Mr. Krukowski enlisted in the U.S. Air Force and went off to Vietnam after high school. Before he went off to serve his country, Mr. Krukowski surprised Peggy with a proposal and a diamond ring.
“We were engaged before he went to Vietnam. He asked me to marry him when I was 17,” Mrs. Krukowski said. “And he was in Vietnam and went through basic training for two years. And we got married a week after he came home from Vietnam.”
Despite the tragedies that have plagued her life, Mrs. Krukowski is very comfortable talking about loved ones that she has lost. And she is the first one to acknowledge that she has lost a lot of loved ones over the years.
On Dec. 7, 1995, Francis W. "Frank" Chomo, owner of Margaux's Deli & Catering in Southbridge, died from injuries suffered 16 days earlier when he fell from the porch roof of his home and deli business. Mr. Chomo, 38 at the time of his death, was married to one of Mr. Krukowski’s sisters. The two men were best friends.
Then, on March 10, 1996, the life of Mr. and Mrs. Krukowski's 17-year-old daughter Jennifer M. Krukowski was cut short in a head-on collision on Route 20 in her hometown.
“Jennifer was a tough one,” Mrs. Krukowski recalled. “She could have been the first female president. She was a go-getter."
Charles S. Newsome of Crockett, Texas, was found not guilty of motor vehicle homicide by negligent driving in the fatal crash that killed the Shepherd Hill Regional High School senior who had big plans to pursue a career in sports medicine.

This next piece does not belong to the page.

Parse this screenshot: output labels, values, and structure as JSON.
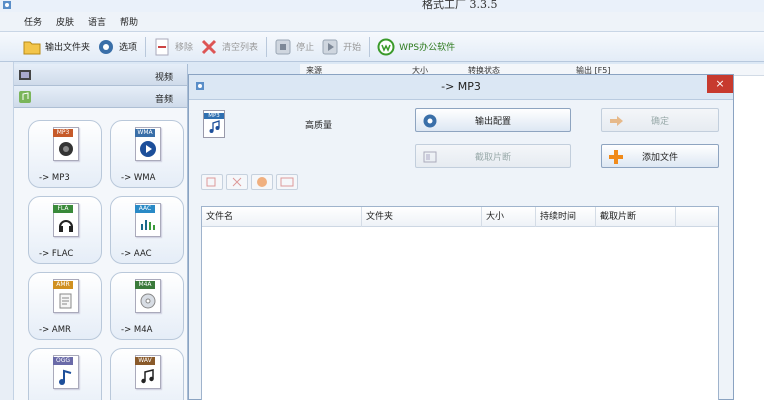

His lawyer said his client’s epilepsy caused him to swerve over the Route 20 center line and collide with the car in which Jennifer was a passenger.
“When you lose a child, more often than not that couple separates and gets divorced. And we said from the get-go that we would never let that happen,” Mrs. Krukowski said. “So it’s either you have to live with it or become a drunk or something worse, commit suicide. We weren’t going to do that.”

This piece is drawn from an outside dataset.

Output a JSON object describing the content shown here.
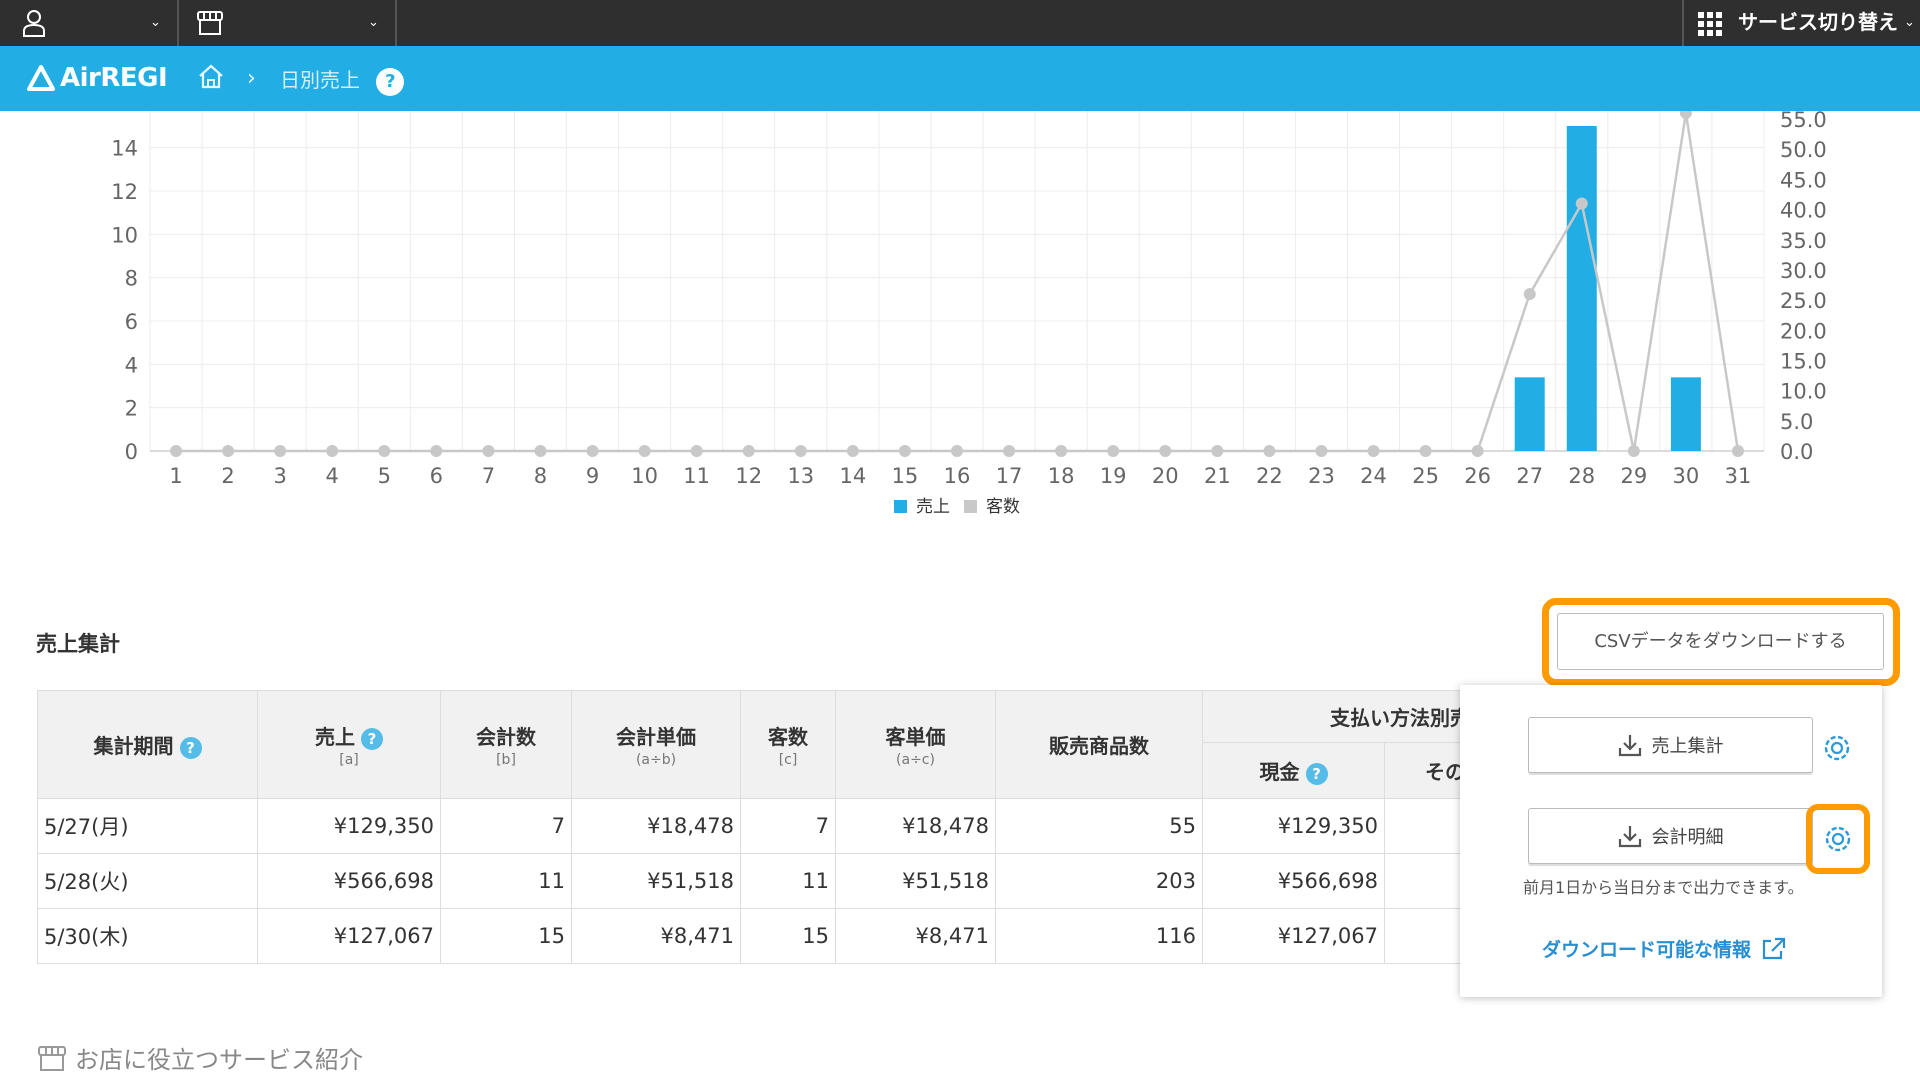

After their daughter’s death, Mr. and Mrs. Krukowski formed JENS-Citizens for Safer Highways, a citizens’ advocacy group. JENS, which stands for Just End Needless Suffering, was instrumental in the 1998 passage of the JENS bill, which helped bring about funding for a $19 million reconstruction of Route 20 in Charlton.

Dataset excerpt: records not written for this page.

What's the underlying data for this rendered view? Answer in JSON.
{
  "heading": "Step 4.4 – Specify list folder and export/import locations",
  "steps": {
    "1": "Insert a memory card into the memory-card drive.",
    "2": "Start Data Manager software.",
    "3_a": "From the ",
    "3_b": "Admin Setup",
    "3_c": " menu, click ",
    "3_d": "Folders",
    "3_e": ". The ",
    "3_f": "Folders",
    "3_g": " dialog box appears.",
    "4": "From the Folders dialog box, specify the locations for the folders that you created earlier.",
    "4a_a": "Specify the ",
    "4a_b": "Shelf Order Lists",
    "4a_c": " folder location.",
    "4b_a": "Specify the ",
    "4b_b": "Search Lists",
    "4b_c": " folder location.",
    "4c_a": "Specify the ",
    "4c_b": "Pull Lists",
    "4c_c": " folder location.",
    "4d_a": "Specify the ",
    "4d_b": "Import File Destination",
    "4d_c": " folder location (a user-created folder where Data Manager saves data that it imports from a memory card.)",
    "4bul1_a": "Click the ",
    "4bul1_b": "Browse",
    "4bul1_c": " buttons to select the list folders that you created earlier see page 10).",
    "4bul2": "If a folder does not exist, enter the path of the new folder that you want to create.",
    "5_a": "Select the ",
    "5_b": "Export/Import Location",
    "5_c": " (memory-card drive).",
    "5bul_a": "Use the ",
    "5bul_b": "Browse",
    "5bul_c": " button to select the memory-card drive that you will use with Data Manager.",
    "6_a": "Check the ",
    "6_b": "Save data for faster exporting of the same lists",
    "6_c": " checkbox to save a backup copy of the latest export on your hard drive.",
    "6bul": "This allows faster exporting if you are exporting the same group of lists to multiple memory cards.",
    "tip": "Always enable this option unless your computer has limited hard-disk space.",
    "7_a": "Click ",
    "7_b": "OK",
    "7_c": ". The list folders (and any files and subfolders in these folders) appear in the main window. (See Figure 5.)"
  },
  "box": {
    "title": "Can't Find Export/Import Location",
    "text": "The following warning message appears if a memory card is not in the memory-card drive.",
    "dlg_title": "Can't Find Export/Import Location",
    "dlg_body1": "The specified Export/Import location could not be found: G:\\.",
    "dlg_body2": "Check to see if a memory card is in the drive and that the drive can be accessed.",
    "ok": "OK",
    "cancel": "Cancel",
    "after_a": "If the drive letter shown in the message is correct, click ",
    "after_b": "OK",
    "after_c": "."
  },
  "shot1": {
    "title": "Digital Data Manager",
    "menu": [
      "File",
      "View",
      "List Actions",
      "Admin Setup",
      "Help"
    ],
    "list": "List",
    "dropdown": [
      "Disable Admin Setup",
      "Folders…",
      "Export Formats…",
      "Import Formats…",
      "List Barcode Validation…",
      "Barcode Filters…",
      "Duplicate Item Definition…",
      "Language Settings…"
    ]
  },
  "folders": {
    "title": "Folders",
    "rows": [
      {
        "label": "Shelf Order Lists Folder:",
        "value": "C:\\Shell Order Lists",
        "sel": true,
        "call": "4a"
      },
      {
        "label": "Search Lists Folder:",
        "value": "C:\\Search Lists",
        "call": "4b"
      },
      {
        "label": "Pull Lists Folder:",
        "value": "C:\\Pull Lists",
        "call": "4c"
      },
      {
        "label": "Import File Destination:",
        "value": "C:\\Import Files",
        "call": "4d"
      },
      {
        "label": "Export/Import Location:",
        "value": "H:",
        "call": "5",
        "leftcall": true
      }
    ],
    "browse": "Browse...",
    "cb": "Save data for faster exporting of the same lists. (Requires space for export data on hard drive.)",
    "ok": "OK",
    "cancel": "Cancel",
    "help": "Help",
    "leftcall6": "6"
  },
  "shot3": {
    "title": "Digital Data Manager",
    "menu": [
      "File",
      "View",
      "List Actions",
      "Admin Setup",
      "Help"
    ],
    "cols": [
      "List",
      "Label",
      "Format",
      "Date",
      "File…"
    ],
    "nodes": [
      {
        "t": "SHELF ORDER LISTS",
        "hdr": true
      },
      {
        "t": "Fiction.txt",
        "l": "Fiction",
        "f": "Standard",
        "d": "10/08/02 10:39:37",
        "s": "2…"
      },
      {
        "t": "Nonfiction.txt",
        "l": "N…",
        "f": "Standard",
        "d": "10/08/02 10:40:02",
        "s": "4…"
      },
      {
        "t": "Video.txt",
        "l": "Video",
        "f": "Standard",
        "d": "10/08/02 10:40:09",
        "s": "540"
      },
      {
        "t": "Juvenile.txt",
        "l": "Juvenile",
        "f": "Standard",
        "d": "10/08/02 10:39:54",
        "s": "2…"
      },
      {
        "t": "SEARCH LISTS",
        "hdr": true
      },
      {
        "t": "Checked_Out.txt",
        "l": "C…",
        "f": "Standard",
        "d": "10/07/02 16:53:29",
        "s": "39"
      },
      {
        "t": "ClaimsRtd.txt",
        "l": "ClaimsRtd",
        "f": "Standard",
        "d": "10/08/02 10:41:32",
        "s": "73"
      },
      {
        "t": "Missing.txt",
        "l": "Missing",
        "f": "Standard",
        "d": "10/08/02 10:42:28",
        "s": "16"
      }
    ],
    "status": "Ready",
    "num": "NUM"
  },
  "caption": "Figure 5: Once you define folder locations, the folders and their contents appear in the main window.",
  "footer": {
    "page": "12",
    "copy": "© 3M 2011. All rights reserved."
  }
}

Then on Nov. 25, 2016, Mrs. Krukowski lost her husband of 46 years when Mrs. Ricci of Southbridge fatally struck him with her car in front of their home. Moments before the fatal accident, Mr. Krukowski was playing with two of his grandsons with a trainset which the boys could sit and ride on.
“The three of them were having an absolute ball. Billy needed a rest. So he went out and got the mail,” Mrs. Krukowski said. "I knew that something was up because I saw two women standing in front of the house but I didn’t see any of the cars ... I was bending down looking out the window and I saw legs in the garden. And then I couldn’t stand up because I knew that it had to have been Bill’s, because either he was there helping or it was him. And I didn’t see him helping.”
Mrs. Krukowski said police had told her that Mrs. Ricci fell asleep at the wheel after working a long day on Black Friday at Macy's at the Auburn Mall when she struck her husband.
“She (Mrs. Ricci) didn’t choose to go out and hit Billy. She fell asleep,” Mrs. Krukowski said. “The man (Mr. Newsome) who hit Jennifer’s car, he chose not to take his (epilepsy) medicine because it makes him tired. He made a conscious choice ... And, if he had taken it, Jennifer would still be alive. So he should have been in jail.”
Despite her losses, Mrs. Krukowski said she has a lot to live for, including her two sons, her two daughters-in-law and her four grandsons. She advises those who suffer great losses never to give in to anger, abhorrence or acts of vengeance.
“If the spirit of your soul goes somewhere,” Mrs. Krukowski said, “the three of them (her husband Bill, her daughter Jennifer and her brother–in-law Frankie) are fishing together.”